Thorwarth: Because I had not been specifically working with the College since I finished my term as president in 2004, a lot of the first couple of months was spent learning what is new and becoming completely familiar with what is a remarkably broad, far-reaching and complex organization. I didn’t intend to come in here and change things in an organization that I think already serves our membership very well.

Just prior to my arrival, the ACR board leadership had elected to begin a strategic planning process. The first several months following the annual meeting have been focused on trying to facilitate that and making sure that we are attendant on each segment of the broad constituency that we represent and making sure that our relationships with all of the other organizations in the radiology community are preserved. That strategic planning continues to go on, and I think it will be really exciting for the College to apply that plan to existing and potential new initiatives. My background, as far as day job, was just under 30 years of clinical practice in what I call an intermediate-size group of 18 in North Carolina. In that structure, we faced a lot of the challenges that many of our radiologists have faced over the last several decades. That is, how you maintain good, common, patient-centered service, and (at the same time) remain responsive to our referring physicians with the degree of subspecialization that is appropriate in your respective community. In your opinion, what is the greatest threat facing radiology?

Thorwarth: My biggest concern is apathy. Radiologists have been very fortunate over the last several decades, and the profession has flourished with the development and evolution of new modalities, our ever-expanding ability to utilize those in clinical practice and the promotion of research for further development.

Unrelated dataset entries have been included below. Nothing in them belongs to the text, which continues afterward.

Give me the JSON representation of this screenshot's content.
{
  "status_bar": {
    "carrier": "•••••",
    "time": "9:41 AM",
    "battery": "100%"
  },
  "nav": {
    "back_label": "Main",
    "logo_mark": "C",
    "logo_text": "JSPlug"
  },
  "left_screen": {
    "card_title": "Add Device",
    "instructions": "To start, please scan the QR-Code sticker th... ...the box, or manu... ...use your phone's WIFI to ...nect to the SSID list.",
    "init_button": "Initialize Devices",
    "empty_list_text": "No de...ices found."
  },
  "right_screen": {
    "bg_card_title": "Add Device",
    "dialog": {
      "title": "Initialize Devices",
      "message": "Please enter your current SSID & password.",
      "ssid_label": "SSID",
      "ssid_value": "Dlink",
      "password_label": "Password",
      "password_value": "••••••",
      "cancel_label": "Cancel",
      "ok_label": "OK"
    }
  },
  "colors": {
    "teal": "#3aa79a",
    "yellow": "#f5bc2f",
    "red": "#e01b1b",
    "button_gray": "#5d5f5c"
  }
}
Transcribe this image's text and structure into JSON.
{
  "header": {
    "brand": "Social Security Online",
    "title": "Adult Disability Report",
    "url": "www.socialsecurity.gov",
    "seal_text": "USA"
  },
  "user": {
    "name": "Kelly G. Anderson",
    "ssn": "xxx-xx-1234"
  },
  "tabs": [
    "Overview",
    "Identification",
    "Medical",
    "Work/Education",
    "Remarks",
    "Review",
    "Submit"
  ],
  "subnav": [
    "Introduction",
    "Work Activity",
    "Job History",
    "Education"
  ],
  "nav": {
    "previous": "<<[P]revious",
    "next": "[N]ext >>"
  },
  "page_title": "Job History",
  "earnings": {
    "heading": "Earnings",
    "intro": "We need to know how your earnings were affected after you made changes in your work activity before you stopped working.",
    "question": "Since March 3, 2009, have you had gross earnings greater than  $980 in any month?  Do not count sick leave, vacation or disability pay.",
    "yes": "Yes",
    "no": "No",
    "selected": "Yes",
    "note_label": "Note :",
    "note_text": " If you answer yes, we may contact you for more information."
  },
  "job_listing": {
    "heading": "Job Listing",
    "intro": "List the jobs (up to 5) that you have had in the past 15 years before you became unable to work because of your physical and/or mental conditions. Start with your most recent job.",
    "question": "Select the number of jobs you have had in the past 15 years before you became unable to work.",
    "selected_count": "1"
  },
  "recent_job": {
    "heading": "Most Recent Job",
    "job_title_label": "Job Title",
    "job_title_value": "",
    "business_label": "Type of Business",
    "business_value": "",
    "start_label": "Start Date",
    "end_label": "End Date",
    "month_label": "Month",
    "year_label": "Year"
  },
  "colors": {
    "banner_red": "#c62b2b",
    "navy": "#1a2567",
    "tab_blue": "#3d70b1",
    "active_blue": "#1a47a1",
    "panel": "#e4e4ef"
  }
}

There, then, developed a level of expectation that this is going to continue without the need to be accountable for documenting the quality and value the clinical care that we deliver and accountable, also, to the future of the profession, by making sure we continue to support that research and development.

I do think that it’s very important that radiologists not take that for granted. It’s really important that, through the professional organizations and their individual practices, they work to preserve our critical position in healthcare and not think that it’s going to continue without those efforts.

My second concern is that particularly with the current radiology resident and fellow job market, though by recent surveys there are projected jobs for residents and fellows, it’s not quite as flexible as it was a decade ago. My concern is that in the medical student ranks this does not sour their perception of what is one of the most exciting and vital medical specialties with an excellent future. We want to make sure that we continue to attract talented medical students into the specialty, as that’s really where our future lies. If you could recommend just one thing that radiologists could do to prepare for the future, what would that be, and why?

Thorwarth: The most important thing for radiologists to do is to get involved and stay involved, both in their medical communities and medical organizations (state and national radiology societies or state medical societies), and also in their general communities, being seen as a resource in your medical community.

If you are seen as nothing more than a utility or a commodity, I don’t think that’s going to serve you or the specialty well. That includes staying current with ongoing programs, like the Imaging 3.0™ campaign that the ACR has developed to try to be a roadmap to the future of radiologic practice, and the Radiology Cares® campaign that the RSNA has promoted to make sure that we all concentrate on practicing patient-centered radiology.